In Victoria, natural landscapes with sufficient scale and quality to largely maintain their ecological integrity, have, for the most part, only been retained in areas remote from historical development. These large and less disturbed areas are predominantly in public ownership as our national parks and State forests. The sustainability of these areas is fundamentally due to their size and their intact and functional natural processes, which means they are relatively robust in response to most perturbations or fluctuations of environmental or human origin. Historical development patterns and public land-use decisions have meant that these areas are now Victoria’s major reservoirs of biodiversity, in contrast to the rural and urban landscapes where the depletion and fragmentation of natural areas has resulted in a concentration of the elements of biodiversity that are now considered threatened.
The key objective in these landscapes is to continue implementing and improving the processes that are already in place to manage the environments in our State forests, parks and reserves.
Ecological Vegetation Class (EVC) Benchmarks by Bioregion
Simplified Native Vegetation Groups
Vegetation Quality Assessment Manual
Biodiversity Action Planning
Victoria's Biodiversity Strategy - Natural Landscapes
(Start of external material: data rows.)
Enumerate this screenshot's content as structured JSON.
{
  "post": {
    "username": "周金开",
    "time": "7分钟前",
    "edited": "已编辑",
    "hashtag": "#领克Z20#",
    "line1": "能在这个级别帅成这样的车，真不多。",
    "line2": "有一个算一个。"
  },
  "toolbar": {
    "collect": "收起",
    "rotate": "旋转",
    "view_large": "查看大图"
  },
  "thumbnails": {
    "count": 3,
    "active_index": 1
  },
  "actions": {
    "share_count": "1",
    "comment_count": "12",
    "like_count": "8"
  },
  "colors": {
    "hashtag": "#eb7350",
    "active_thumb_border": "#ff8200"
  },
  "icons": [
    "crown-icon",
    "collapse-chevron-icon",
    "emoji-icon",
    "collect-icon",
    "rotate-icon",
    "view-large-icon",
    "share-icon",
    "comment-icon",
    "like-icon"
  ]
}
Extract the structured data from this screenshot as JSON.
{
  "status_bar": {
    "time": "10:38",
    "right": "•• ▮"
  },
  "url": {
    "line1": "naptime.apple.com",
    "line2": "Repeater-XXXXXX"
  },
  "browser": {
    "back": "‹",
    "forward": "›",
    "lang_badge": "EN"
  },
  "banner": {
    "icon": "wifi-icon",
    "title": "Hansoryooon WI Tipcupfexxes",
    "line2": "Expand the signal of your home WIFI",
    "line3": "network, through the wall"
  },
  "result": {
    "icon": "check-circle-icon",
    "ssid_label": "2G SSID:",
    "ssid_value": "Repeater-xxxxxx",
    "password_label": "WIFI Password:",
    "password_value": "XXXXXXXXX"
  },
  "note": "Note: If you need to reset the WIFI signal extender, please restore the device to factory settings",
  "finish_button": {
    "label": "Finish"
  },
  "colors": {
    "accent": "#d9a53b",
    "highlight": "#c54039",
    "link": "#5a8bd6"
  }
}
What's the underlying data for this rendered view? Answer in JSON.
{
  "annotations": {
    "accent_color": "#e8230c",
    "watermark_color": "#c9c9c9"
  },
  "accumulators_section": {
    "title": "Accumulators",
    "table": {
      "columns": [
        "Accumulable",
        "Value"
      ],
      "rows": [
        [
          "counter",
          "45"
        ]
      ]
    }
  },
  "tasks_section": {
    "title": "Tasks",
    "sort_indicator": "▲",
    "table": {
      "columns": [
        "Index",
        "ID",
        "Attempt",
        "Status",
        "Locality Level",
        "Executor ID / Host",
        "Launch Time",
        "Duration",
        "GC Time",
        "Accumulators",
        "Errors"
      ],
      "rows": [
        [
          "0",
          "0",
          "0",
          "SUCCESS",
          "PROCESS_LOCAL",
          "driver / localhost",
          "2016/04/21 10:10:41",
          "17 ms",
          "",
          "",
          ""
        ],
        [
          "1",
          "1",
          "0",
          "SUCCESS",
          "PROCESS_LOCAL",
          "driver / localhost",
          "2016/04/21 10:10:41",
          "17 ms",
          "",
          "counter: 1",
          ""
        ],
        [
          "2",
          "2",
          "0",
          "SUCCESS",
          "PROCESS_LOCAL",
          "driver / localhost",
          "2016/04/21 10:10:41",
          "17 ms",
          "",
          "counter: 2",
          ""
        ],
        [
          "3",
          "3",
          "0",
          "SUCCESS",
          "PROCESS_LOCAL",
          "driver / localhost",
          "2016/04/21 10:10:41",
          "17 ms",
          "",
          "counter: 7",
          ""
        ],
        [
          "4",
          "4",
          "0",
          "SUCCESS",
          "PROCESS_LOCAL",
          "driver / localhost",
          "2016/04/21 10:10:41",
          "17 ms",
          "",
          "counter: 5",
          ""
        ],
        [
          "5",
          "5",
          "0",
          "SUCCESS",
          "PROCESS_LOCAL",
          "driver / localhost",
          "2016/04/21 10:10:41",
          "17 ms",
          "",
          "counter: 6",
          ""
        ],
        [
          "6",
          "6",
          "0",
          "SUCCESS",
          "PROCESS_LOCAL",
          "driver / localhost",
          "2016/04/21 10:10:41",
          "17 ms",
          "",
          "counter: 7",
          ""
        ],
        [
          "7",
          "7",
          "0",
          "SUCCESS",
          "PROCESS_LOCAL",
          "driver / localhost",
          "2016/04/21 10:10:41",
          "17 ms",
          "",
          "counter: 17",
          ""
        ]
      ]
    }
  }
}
Plants and Animals
Parks & Reserves
Maps & Imagery
Recreation & Tourism
Fire & Other Emergencies
Fishing & Aquaculture